He felt that the land deal between Aberdeenshire Council and Trump was too generous to the developer and could involve breaches of council policy. Trump was recently granted full planning permission for the project after a public inquiry and intervention by the Scottish Government.

The council accused Johnston of a serious breach of its code of conduct after he wrote that it had offered Trump £5 million of land on which to build homes as part of the planned resort. The controversial claims, made in June, caused outrage and were vehemently denied by council bosses.

Johnston personally referred the matter to the Standards Commission which has now cleared him of any misconduct.

'I feel relieved and very happy that the judgement as to my conduct has been found to be in my favour. I have been cleared. It is clear that the council was wrong to say that I had committed a serious breach of the code when clearly I had not,' said Johnston.

'My actions were in fact part of me doing my job properly which includes raising questions that need to be raised in relation to issues of major public concern. The judgement raises questions on the Council's process of dealing with planning agreements where they involve the granting of permissions as a condition,' he added.

Critics of the Trump project are now claiming that he is not as committed to the billion pound project as he has pledged after George Sorial, the American tycoon's lawyer, said that work on the championship golf course at Balmedie was proceeding but it would be several years before the houses are built because of the economic downturn.

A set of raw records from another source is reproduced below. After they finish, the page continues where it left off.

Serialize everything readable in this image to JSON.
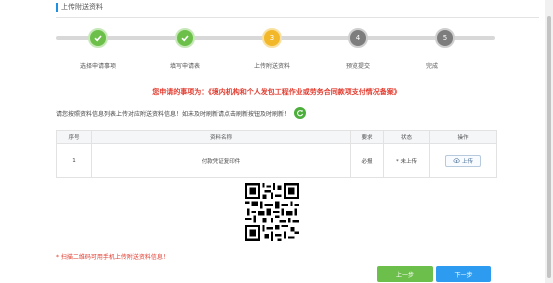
{
  "section": {
    "title": "上传附送资料"
  },
  "steps": [
    {
      "num": "1",
      "label": "选择申请事项",
      "status": "done"
    },
    {
      "num": "2",
      "label": "填写申请表",
      "status": "done"
    },
    {
      "num": "3",
      "label": "上传附送资料",
      "status": "current"
    },
    {
      "num": "4",
      "label": "预览提交",
      "status": "todo"
    },
    {
      "num": "5",
      "label": "完成",
      "status": "todo"
    }
  ],
  "notice": "您申请的事项为：《境内机构和个人发包工程作业或劳务合同款项支付情况备案》",
  "hint": "请您按照资料信息列表上传对应附送资料信息！如未及时刷新请点击刷新按钮及时刷新！",
  "table": {
    "headers": [
      "序号",
      "资料名称",
      "要求",
      "状态",
      "操作"
    ],
    "rows": [
      {
        "index": "1",
        "name": "付款凭证复印件",
        "requirement": "必报",
        "status": "未上传",
        "action": "上传"
      }
    ]
  },
  "tip": "* 扫描二维码可用手机上传附送资料信息！",
  "buttons": {
    "prev": "上一步",
    "next": "下一步"
  },
  "colors": {
    "done": "#6cc04a",
    "current": "#f3b82a",
    "todo": "#7d7d7d",
    "notice": "#e23b2e",
    "prev_btn": "#6cbf4b",
    "next_btn": "#2d9cf0"
  }
}
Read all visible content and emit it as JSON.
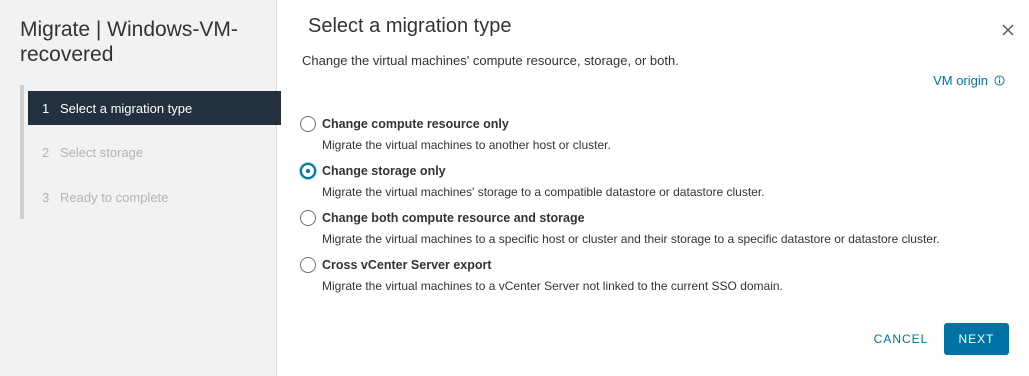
{
  "wizard": {
    "title": "Migrate | Windows-VM-recovered",
    "steps": [
      {
        "number": "1",
        "label": "Select a migration type",
        "active": true
      },
      {
        "number": "2",
        "label": "Select storage",
        "active": false
      },
      {
        "number": "3",
        "label": "Ready to complete",
        "active": false
      }
    ]
  },
  "main": {
    "title": "Select a migration type",
    "subtitle": "Change the virtual machines' compute resource, storage, or both.",
    "vm_origin_link": "VM origin",
    "close_icon": "close-icon",
    "info_icon": "info-icon",
    "options": [
      {
        "label": "Change compute resource only",
        "description": "Migrate the virtual machines to another host or cluster.",
        "selected": false
      },
      {
        "label": "Change storage only",
        "description": "Migrate the virtual machines' storage to a compatible datastore or datastore cluster.",
        "selected": true
      },
      {
        "label": "Change both compute resource and storage",
        "description": "Migrate the virtual machines to a specific host or cluster and their storage to a specific datastore or datastore cluster.",
        "selected": false
      },
      {
        "label": "Cross vCenter Server export",
        "description": "Migrate the virtual machines to a vCenter Server not linked to the current SSO domain.",
        "selected": false
      }
    ]
  },
  "footer": {
    "cancel_label": "CANCEL",
    "next_label": "NEXT"
  },
  "colors": {
    "accent": "#0072a3",
    "active_step_bg": "#23313f",
    "sidebar_bg": "#f2f2f2"
  }
}
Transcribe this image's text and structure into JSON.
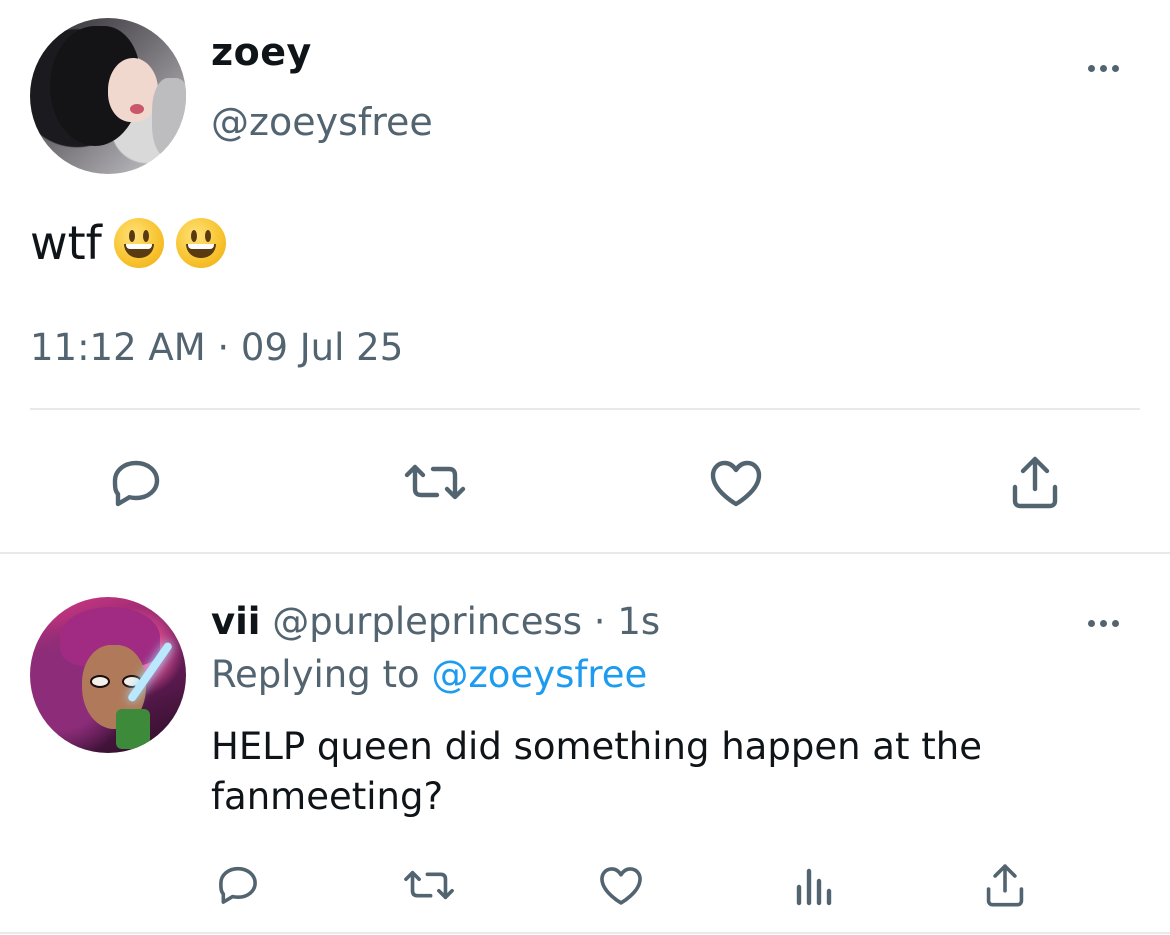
{
  "main_tweet": {
    "display_name": "zoey",
    "handle": "@zoeysfree",
    "text": "wtf",
    "emoji_icons": [
      "grinning-face-icon",
      "grinning-face-icon"
    ],
    "timestamp": "11:12 AM · 09 Jul 25",
    "actions": [
      "reply-icon",
      "retweet-icon",
      "like-icon",
      "share-icon"
    ]
  },
  "reply": {
    "display_name": "vii",
    "handle": "@purpleprincess",
    "separator": "·",
    "age": "1s",
    "replying_prefix": "Replying to",
    "replying_to": "@zoeysfree",
    "text": "HELP queen did something happen at the fanmeeting?",
    "actions": [
      "reply-icon",
      "retweet-icon",
      "like-icon",
      "views-icon",
      "share-icon"
    ]
  },
  "colors": {
    "text": "#0f1419",
    "muted": "#536471",
    "link": "#1d9bf0",
    "divider": "#e7e9ea"
  }
}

'The way we envisage it is that the golf course is full speed ahead. With the golf comes a club house and maintenance facilities, then the hotel. The homes could take several years. We can't help but acknowledge the slow-down in the market. We have to sell them, so we're not going to build anything until it feels right,' he said.